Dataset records
::::::::
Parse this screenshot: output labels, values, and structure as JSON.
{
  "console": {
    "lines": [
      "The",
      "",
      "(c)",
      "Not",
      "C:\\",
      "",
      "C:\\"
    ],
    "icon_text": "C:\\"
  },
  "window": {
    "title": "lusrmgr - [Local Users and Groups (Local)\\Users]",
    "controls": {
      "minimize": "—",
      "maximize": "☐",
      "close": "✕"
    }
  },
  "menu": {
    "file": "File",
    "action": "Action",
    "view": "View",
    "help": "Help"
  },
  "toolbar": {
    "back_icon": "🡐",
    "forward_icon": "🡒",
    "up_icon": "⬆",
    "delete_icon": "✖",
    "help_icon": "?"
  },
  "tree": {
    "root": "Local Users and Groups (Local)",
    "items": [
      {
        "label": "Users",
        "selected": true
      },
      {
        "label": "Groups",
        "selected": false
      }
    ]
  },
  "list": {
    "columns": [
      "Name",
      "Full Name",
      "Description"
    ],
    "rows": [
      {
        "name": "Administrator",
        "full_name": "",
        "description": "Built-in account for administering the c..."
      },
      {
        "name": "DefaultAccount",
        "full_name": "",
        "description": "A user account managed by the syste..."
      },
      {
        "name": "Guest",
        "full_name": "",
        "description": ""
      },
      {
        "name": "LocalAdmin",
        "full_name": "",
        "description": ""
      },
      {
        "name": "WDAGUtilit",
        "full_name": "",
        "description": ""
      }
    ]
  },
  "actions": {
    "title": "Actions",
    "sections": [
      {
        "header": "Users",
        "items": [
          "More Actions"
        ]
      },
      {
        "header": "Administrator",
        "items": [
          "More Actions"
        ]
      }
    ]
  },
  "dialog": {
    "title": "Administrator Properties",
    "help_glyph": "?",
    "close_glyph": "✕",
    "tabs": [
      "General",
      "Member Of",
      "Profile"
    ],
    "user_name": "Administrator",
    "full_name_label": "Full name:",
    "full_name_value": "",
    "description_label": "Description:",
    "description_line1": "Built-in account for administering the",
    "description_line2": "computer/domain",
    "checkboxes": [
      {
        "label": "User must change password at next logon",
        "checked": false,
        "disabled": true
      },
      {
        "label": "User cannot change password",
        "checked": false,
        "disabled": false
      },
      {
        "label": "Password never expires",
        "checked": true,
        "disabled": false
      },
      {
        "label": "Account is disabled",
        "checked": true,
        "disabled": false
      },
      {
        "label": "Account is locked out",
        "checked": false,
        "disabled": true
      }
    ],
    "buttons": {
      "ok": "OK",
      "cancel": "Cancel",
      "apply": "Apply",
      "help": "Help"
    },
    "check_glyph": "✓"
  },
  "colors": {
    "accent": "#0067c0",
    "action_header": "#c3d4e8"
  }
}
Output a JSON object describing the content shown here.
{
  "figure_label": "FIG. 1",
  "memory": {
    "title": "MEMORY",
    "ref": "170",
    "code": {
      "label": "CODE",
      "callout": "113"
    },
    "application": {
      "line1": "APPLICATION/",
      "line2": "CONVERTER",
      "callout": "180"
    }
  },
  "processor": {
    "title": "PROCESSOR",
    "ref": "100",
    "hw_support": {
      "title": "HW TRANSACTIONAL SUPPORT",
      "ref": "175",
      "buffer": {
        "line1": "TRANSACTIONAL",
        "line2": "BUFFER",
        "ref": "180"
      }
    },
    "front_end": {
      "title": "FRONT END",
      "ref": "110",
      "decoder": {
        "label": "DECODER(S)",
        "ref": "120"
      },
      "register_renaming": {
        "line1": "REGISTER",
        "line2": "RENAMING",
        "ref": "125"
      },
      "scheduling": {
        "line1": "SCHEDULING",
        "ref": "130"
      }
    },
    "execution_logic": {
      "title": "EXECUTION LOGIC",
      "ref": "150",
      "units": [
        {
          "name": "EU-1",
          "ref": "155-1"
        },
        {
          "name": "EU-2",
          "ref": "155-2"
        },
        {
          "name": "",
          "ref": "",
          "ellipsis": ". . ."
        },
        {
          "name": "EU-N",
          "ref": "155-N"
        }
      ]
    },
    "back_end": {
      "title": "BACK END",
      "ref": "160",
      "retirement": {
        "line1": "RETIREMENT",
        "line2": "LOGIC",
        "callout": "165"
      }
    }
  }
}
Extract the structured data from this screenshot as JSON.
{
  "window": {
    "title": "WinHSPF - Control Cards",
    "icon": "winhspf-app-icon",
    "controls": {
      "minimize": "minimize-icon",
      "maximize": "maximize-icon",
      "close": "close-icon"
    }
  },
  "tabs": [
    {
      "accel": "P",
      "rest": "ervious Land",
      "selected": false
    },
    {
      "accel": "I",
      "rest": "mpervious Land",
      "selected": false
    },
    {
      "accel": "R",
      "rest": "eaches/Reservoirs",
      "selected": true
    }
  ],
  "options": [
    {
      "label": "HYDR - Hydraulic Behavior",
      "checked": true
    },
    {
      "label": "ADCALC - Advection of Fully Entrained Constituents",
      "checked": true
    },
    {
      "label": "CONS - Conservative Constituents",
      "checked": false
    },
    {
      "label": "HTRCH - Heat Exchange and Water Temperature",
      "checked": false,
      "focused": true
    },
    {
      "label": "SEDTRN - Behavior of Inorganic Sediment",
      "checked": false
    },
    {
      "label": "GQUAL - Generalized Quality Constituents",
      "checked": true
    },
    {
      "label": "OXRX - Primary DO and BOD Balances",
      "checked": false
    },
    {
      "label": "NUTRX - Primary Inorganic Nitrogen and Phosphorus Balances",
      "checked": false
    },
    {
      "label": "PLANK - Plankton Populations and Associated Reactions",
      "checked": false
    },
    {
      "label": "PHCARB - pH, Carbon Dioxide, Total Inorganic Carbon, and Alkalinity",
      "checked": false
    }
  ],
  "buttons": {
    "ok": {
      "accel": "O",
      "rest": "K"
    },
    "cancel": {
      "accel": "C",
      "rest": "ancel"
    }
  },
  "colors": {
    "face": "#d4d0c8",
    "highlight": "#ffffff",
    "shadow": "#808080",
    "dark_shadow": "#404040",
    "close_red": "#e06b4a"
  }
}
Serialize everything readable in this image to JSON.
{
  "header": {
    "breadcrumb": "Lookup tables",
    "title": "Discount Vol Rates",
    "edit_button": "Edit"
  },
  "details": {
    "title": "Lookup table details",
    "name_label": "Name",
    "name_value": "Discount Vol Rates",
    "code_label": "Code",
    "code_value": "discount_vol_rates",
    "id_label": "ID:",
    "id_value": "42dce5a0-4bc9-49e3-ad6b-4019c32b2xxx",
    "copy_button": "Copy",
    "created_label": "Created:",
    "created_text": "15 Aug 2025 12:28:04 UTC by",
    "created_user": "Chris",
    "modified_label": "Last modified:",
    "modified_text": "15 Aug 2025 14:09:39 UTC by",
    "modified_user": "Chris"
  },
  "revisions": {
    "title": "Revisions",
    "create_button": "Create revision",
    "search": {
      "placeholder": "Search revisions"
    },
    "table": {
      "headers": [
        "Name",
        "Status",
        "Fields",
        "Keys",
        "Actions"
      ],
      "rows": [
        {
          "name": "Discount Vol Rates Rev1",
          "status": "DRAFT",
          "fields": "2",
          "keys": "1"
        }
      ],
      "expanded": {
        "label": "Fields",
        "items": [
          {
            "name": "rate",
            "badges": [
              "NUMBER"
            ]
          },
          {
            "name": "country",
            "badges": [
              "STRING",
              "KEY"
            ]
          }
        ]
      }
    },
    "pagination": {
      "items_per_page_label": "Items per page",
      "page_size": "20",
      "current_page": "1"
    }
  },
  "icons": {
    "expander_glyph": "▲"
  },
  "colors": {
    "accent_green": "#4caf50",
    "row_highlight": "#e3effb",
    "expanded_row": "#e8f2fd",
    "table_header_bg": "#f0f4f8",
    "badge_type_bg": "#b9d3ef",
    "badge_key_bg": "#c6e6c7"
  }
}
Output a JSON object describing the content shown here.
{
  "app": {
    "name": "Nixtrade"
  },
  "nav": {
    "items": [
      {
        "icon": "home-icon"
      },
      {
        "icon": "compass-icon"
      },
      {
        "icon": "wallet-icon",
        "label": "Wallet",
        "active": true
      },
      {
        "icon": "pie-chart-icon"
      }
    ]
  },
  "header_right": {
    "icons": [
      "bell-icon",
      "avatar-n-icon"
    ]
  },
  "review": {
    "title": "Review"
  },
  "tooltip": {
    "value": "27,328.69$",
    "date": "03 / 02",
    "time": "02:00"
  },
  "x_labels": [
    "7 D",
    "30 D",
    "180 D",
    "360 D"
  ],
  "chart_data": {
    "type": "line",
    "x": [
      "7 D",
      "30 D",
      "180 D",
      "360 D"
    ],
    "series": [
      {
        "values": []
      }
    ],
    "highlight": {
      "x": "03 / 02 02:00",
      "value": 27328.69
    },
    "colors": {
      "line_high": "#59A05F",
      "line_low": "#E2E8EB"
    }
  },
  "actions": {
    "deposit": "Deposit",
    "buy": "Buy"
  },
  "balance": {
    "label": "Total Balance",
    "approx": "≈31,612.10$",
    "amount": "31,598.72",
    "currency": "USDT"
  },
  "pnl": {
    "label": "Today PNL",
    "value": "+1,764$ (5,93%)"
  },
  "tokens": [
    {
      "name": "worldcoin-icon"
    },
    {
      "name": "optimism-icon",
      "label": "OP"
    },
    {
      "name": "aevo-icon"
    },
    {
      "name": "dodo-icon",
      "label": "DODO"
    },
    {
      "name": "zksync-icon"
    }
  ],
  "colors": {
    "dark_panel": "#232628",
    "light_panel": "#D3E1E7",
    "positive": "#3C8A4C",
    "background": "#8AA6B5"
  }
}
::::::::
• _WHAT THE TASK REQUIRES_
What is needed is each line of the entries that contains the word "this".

• _EXERCISE ANSWER_
Parse this screenshot: output labels, values, and structure as JSON.
Extract the structured data from this screenshot as JSON.
Serialize everything readable in this image to JSON.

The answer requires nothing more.